The band's guitar player Eddie Perez, formerly of alt-country band The Mavericks, drives home the comparisons, playing the Don Rich to Dwight's Buck, his harmonies and clean guitar licks making him a dead ringer for the former Buckaroos frontman.

Now briefly enter Nikki's fantasy world. Lucinda Williams, married onstage Friday at First Avenue, stole my damned thunder because I too was married Friday night, to Eddie Perez, and we had a Honeymoon in Onamia at the casino following. Dwight's good, for sure, but seeing Perez play with his band always makes me feel how Grandma likely felt watching Elvis in '56. You think Dwight looks good in tight jeans? Perez's jeans are tighter. His hair flails wildly while he plays, and when he tosses his guitar over his back to play the mandolin licks in "Turn It On, Turn It Up, Turn Me Loose" before switching back to guitar, well, I fall in love. Not to minimize his musical abilities and all apologies to his wife if he has one (not gonna disclose whether or not I looked for a ring as to maintain an air of professionalism in case that isn't already lost on you)--the dude is a babe.
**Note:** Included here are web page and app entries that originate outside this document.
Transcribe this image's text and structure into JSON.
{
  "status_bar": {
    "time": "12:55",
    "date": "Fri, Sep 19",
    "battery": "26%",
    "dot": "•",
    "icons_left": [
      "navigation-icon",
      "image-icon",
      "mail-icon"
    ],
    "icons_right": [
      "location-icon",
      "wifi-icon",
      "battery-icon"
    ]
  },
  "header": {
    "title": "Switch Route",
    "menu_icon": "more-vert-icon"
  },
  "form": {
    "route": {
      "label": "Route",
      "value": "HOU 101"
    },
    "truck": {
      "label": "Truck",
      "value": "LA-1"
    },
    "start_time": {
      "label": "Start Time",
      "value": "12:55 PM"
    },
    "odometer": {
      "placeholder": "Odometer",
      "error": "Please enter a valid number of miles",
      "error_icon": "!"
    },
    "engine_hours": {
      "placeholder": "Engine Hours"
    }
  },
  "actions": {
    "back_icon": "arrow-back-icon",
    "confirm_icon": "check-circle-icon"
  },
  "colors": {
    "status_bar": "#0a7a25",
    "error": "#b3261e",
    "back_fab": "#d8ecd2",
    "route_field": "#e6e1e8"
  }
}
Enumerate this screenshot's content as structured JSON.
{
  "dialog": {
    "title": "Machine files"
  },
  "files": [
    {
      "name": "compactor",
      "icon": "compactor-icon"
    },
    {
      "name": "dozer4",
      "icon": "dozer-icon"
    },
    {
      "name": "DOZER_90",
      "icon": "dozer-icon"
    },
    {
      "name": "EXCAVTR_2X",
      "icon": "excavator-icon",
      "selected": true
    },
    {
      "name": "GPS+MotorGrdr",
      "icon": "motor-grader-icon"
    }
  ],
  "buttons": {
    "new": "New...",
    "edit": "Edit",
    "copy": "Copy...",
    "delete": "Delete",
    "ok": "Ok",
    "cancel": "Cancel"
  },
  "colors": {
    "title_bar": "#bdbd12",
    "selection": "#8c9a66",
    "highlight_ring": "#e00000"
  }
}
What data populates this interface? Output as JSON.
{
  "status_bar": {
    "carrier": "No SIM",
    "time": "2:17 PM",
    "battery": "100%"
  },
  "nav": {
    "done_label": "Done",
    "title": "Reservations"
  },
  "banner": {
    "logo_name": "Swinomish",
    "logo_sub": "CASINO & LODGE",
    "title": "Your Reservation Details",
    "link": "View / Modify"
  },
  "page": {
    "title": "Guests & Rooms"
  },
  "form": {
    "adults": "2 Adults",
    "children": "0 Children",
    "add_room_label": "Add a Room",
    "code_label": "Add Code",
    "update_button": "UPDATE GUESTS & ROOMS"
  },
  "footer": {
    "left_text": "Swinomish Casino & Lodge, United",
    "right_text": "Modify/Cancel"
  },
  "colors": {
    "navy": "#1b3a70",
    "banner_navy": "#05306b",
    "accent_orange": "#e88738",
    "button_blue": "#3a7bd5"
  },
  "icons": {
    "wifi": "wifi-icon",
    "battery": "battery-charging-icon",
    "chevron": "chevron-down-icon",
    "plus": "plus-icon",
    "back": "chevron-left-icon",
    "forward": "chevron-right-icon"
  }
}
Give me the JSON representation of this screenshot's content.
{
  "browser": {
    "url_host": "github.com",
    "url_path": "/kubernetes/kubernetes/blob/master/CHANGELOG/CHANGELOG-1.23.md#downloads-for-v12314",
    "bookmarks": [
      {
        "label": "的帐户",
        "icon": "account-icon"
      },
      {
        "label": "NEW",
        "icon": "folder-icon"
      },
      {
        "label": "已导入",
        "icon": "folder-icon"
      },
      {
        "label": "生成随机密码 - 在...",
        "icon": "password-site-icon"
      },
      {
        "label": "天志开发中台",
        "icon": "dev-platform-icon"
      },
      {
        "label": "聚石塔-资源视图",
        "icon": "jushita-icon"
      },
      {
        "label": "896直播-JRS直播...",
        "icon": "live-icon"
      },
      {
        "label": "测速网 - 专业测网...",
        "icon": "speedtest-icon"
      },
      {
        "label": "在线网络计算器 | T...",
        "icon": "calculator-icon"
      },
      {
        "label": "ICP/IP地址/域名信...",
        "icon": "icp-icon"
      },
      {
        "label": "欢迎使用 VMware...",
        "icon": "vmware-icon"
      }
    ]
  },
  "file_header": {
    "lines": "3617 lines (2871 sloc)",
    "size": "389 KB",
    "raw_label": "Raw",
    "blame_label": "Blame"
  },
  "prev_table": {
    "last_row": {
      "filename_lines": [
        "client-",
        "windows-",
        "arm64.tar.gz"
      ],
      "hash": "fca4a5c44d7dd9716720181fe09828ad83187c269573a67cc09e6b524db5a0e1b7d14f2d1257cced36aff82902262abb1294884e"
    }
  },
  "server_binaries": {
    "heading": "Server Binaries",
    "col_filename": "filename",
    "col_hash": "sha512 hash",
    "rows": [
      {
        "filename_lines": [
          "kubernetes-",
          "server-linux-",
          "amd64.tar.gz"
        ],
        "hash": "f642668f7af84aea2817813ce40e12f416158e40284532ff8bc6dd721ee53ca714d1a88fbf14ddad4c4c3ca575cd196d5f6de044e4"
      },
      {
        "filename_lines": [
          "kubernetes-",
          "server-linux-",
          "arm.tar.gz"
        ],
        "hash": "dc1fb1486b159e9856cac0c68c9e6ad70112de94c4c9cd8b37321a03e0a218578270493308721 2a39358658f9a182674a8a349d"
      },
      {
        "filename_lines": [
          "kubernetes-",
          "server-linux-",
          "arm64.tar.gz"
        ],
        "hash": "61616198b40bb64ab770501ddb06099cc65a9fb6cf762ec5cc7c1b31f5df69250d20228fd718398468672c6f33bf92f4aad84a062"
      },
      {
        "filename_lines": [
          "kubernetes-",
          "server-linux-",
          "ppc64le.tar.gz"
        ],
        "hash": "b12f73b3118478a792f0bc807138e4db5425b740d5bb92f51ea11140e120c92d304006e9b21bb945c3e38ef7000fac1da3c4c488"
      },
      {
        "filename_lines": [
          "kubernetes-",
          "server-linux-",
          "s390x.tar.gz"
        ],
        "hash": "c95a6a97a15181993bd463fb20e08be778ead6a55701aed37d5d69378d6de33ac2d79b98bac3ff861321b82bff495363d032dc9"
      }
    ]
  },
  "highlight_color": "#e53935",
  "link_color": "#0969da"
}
I'm going to sit here sighing in my little imaginary bubble now for a second. Enjoy some live Yoakam.